Every hospital Trust that chooses to join will commit to a new ambition: to reduce avoidable harm by a half, reduce the costs of harm by one half, and in doing so contribute to saving up to 6,000 lives nationally over the next three years. These are the deaths that could have been prevented – the medication error, the misdiagnosis or the infection acquired in hospital. While the percentages are low and the skill and endeavour of NHS stuff is undoubtedly high, we can never be satisfied with a system in which any patients die needlessly.
The first 12 vanguard hospitals signed up to the movement last week. Within the next few months I will write to every NHS organisation in England, inviting them to join and sign up to safety.
The campaign will recruit 5,000 safety champions as local change agents and experts. Support will be available from a new team, Safety Action For England, consisting of senior clinicians, managers and patients with a proven track record in tackling unsafe care – people frontline staff will respect, listen to and work with. They will ensure fast, flexible and intensive support when the line needs to be stopped and a lesson needs to be learned. A new statutory duty of candour on organisations, giving them a clear legal duty to tell patients when they have been harmed will be introduced. From June, a new safety website will allow the public to compare hospitals in England on a range of measures, including staffing levels.

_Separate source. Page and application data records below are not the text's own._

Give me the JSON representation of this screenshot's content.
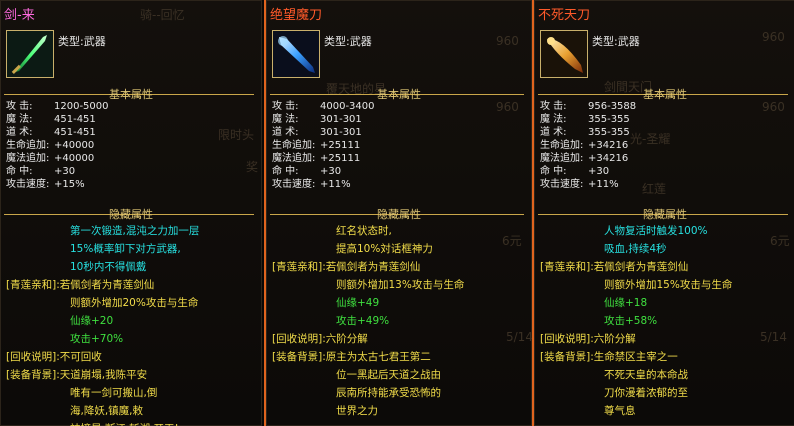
{
  "panels": [
    {
      "title": "剑-来",
      "title_color": "#ff6adf",
      "border_color": "#2c241a",
      "type_label": "类型:",
      "type_value": "武器",
      "basic_header": "基本属性",
      "stats": [
        {
          "label": "攻    击:",
          "value": "1200-5000"
        },
        {
          "label": "魔    法:",
          "value": "451-451"
        },
        {
          "label": "道    术:",
          "value": "451-451"
        },
        {
          "label": "生命追加:",
          "value": "+40000"
        },
        {
          "label": "魔法追加:",
          "value": "+40000"
        },
        {
          "label": "命    中:",
          "value": "+30"
        },
        {
          "label": "攻击速度:",
          "value": "+15%"
        }
      ],
      "hidden_header": "隐藏属性",
      "hidden": [
        {
          "tag": "",
          "text": "第一次锻造,混沌之力加一层",
          "color": "cyan"
        },
        {
          "tag": "",
          "text": "15%概率卸下对方武器,",
          "color": "cyan"
        },
        {
          "tag": "",
          "text": "10秒内不得佩戴",
          "color": "cyan"
        },
        {
          "tag": "[青莲亲和]:",
          "text": "若佩剑者为青莲剑仙",
          "color": "yellow"
        },
        {
          "tag": "",
          "text": "则额外增加20%攻击与生命",
          "color": "yellow"
        },
        {
          "tag": "",
          "text": "仙缘+20",
          "color": "green"
        },
        {
          "tag": "",
          "text": "攻击+70%",
          "color": "green"
        },
        {
          "tag": "[回收说明]:",
          "text": "不可回收",
          "color": "yellow"
        },
        {
          "tag": "[装备背景]:",
          "text": "天道崩塌,我陈平安",
          "color": "yellow"
        },
        {
          "tag": "",
          "text": "唯有一剑可搬山,倒",
          "color": "yellow"
        },
        {
          "tag": "",
          "text": "海,降妖,镇魔,敕",
          "color": "yellow"
        },
        {
          "tag": "",
          "text": "神摘星,断江,斩湖,开天!",
          "color": "yellow"
        }
      ],
      "ghost": [
        "疯人",
        "骑--回忆",
        "限时头",
        "奖"
      ]
    },
    {
      "title": "绝望魔刀",
      "title_color": "#ff5a2a",
      "border_color": "#e0641e",
      "type_label": "类型:",
      "type_value": "武器",
      "basic_header": "基本属性",
      "stats": [
        {
          "label": "攻    击:",
          "value": "4000-3400"
        },
        {
          "label": "魔    法:",
          "value": "301-301"
        },
        {
          "label": "道    术:",
          "value": "301-301"
        },
        {
          "label": "生命追加:",
          "value": "+25111"
        },
        {
          "label": "魔法追加:",
          "value": "+25111"
        },
        {
          "label": "命    中:",
          "value": "+30"
        },
        {
          "label": "攻击速度:",
          "value": "+11%"
        }
      ],
      "hidden_header": "隐藏属性",
      "hidden": [
        {
          "tag": "",
          "text": "红名状态时,",
          "color": "yellow"
        },
        {
          "tag": "",
          "text": "提高10%対话框神力",
          "color": "yellow"
        },
        {
          "tag": "[青莲亲和]:",
          "text": "若佩剑者为青莲剑仙",
          "color": "yellow"
        },
        {
          "tag": "",
          "text": "则额外增加13%攻击与生命",
          "color": "yellow"
        },
        {
          "tag": "",
          "text": "仙缘+49",
          "color": "green"
        },
        {
          "tag": "",
          "text": "攻击+49%",
          "color": "green"
        },
        {
          "tag": "[回收说明]:",
          "text": "六阶分解",
          "color": "yellow"
        },
        {
          "tag": "[装备背景]:",
          "text": "原主为太古七君王第二",
          "color": "yellow"
        },
        {
          "tag": "",
          "text": "位一黑起后天道之战由",
          "color": "yellow"
        },
        {
          "tag": "",
          "text": "辰南所持能承受恐怖的",
          "color": "yellow"
        },
        {
          "tag": "",
          "text": "世界之力",
          "color": "yellow"
        }
      ],
      "ghost": [
        "960",
        "覆天地的星",
        "960",
        "5/14",
        "6元"
      ]
    },
    {
      "title": "不死天刀",
      "title_color": "#ff5a2a",
      "border_color": "#e0641e",
      "type_label": "类型:",
      "type_value": "武器",
      "basic_header": "基本属性",
      "stats": [
        {
          "label": "攻    击:",
          "value": "956-3588"
        },
        {
          "label": "魔    法:",
          "value": "355-355"
        },
        {
          "label": "道    术:",
          "value": "355-355"
        },
        {
          "label": "生命追加:",
          "value": "+34216"
        },
        {
          "label": "魔法追加:",
          "value": "+34216"
        },
        {
          "label": "命    中:",
          "value": "+30"
        },
        {
          "label": "攻击速度:",
          "value": "+11%"
        }
      ],
      "hidden_header": "隐藏属性",
      "hidden": [
        {
          "tag": "",
          "text": "人物复活时触发100%",
          "color": "cyan"
        },
        {
          "tag": "",
          "text": "吸血,持续4秒",
          "color": "cyan"
        },
        {
          "tag": "[青莲亲和]:",
          "text": "若佩剑者为青莲剑仙",
          "color": "yellow"
        },
        {
          "tag": "",
          "text": "则额外增加15%攻击与生命",
          "color": "yellow"
        },
        {
          "tag": "",
          "text": "仙缘+18",
          "color": "green"
        },
        {
          "tag": "",
          "text": "攻击+58%",
          "color": "green"
        },
        {
          "tag": "[回收说明]:",
          "text": "六阶分解",
          "color": "yellow"
        },
        {
          "tag": "[装备背景]:",
          "text": "生命禁区主宰之一",
          "color": "yellow"
        },
        {
          "tag": "",
          "text": "不死天皇的本命战",
          "color": "yellow"
        },
        {
          "tag": "",
          "text": "刀你漫着浓郁的至",
          "color": "yellow"
        },
        {
          "tag": "",
          "text": "尊气息",
          "color": "yellow"
        }
      ],
      "ghost": [
        "960",
        "剑間天门",
        "960",
        "光-圣耀",
        "红莲",
        "6元",
        "5/14"
      ]
    }
  ]
}
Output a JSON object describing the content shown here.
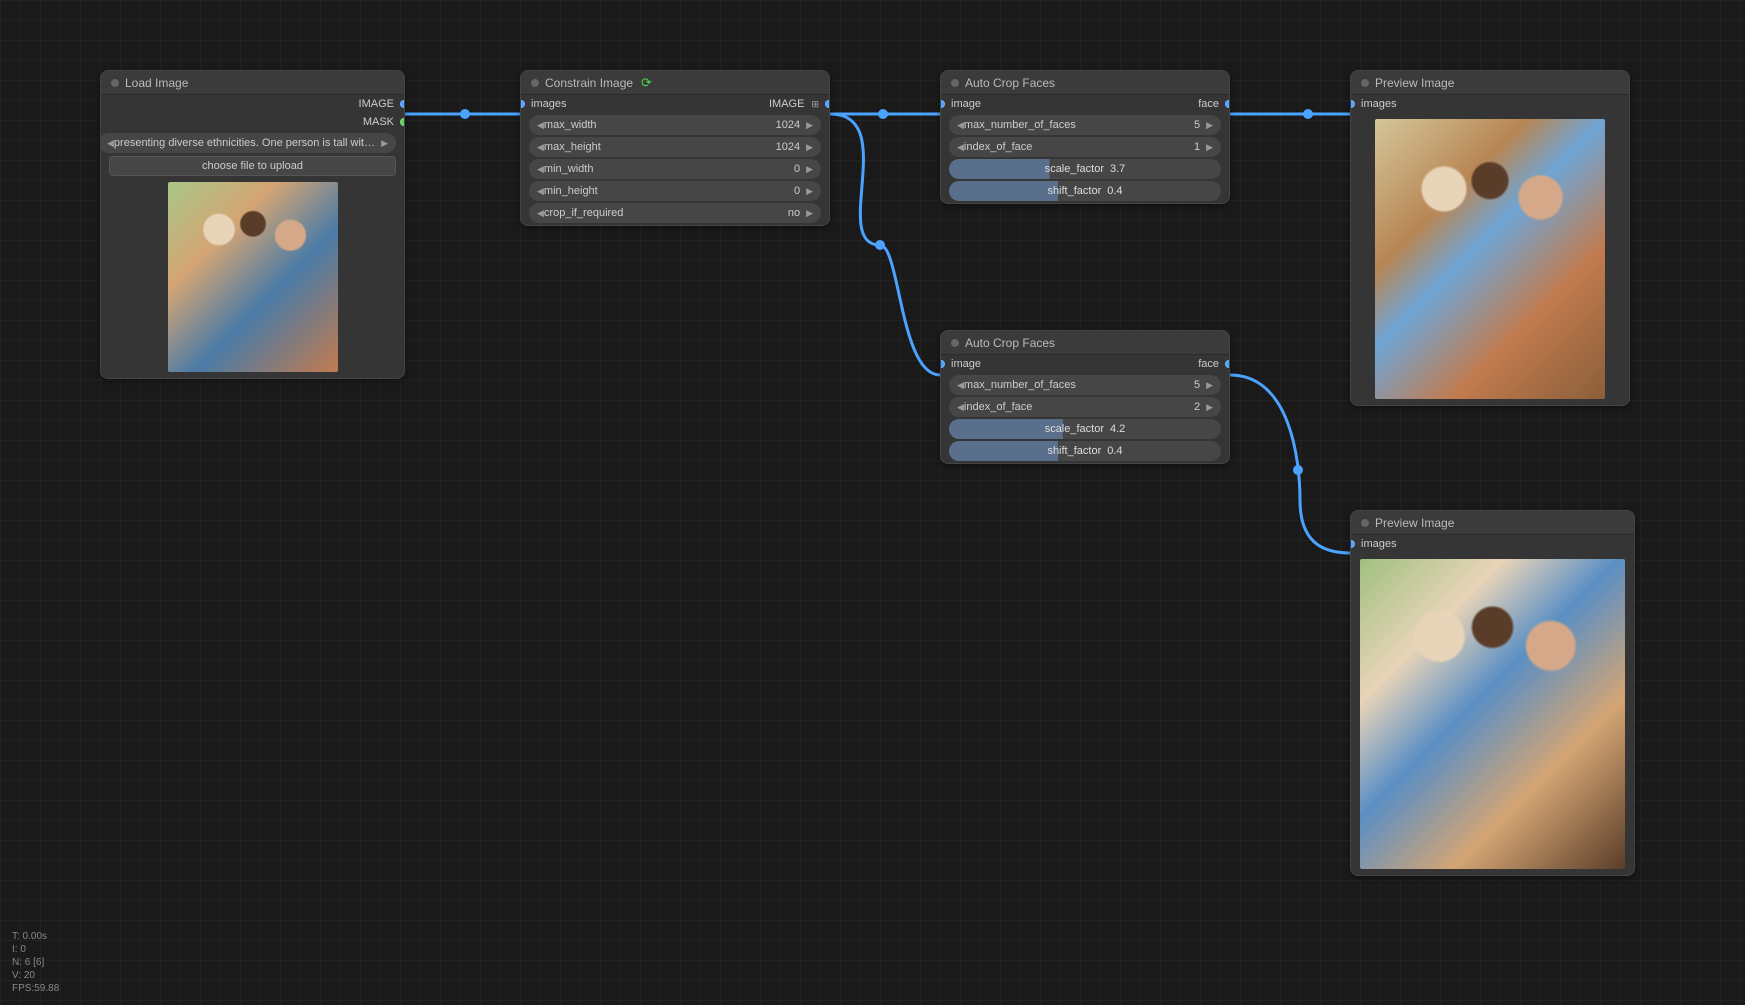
{
  "nodes": {
    "load_image": {
      "title": "Load Image",
      "outputs": {
        "image": "IMAGE",
        "mask": "MASK"
      },
      "filename": "presenting diverse ethnicities. One person is tall with long brow.webp",
      "upload_button": "choose file to upload"
    },
    "constrain": {
      "title": "Constrain Image",
      "inputs": {
        "images": "images"
      },
      "outputs": {
        "image": "IMAGE"
      },
      "max_width": {
        "label": "max_width",
        "value": "1024"
      },
      "max_height": {
        "label": "max_height",
        "value": "1024"
      },
      "min_width": {
        "label": "min_width",
        "value": "0"
      },
      "min_height": {
        "label": "min_height",
        "value": "0"
      },
      "crop_if_required": {
        "label": "crop_if_required",
        "value": "no"
      }
    },
    "autocrop1": {
      "title": "Auto Crop Faces",
      "inputs": {
        "image": "image"
      },
      "outputs": {
        "face": "face"
      },
      "max_faces": {
        "label": "max_number_of_faces",
        "value": "5"
      },
      "index": {
        "label": "index_of_face",
        "value": "1"
      },
      "scale": {
        "label": "scale_factor",
        "value": "3.7"
      },
      "shift": {
        "label": "shift_factor",
        "value": "0.4"
      }
    },
    "autocrop2": {
      "title": "Auto Crop Faces",
      "inputs": {
        "image": "image"
      },
      "outputs": {
        "face": "face"
      },
      "max_faces": {
        "label": "max_number_of_faces",
        "value": "5"
      },
      "index": {
        "label": "index_of_face",
        "value": "2"
      },
      "scale": {
        "label": "scale_factor",
        "value": "4.2"
      },
      "shift": {
        "label": "shift_factor",
        "value": "0.4"
      }
    },
    "preview1": {
      "title": "Preview Image",
      "inputs": {
        "images": "images"
      }
    },
    "preview2": {
      "title": "Preview Image",
      "inputs": {
        "images": "images"
      }
    }
  },
  "stats": {
    "l1": "T: 0.00s",
    "l2": "I: 0",
    "l3": "N: 6 [6]",
    "l4": "V: 20",
    "l5": "FPS:59.88"
  }
}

By driving openness, raising standards and empowering patients, this government aims to prevent the appalling cases which confront us. We will establish our remarkable NHS as the safest healthcare system in the world. As well as being an ethical obligation for politicians on behalf of patients, prioritising safety is a financial imperative. Unsafe care is more, not less, expensive. Every year the NHS spends around £1.3 bn on litigation claims, money that could and should be spent on frontline staff.
This government has strong foundations on which to build. Our response to Francis and new inspection regime has driven a record number of nurses being recruited, meaning wards will have the nurses they need. Meanwhile hospital inspections have been virtually eradicated and hospital leaders report that quality of care has now become their top priority.
Patient champions and whistle-blowers, like Julie Bailey and Helene Donnelly who recently received honours for their courage and commitment, deserve our continued praise and support. The greatest honour this government can bestow on them is to ensure the cause which they set out on becomes a sweeping movement embraced by every part of our NHS.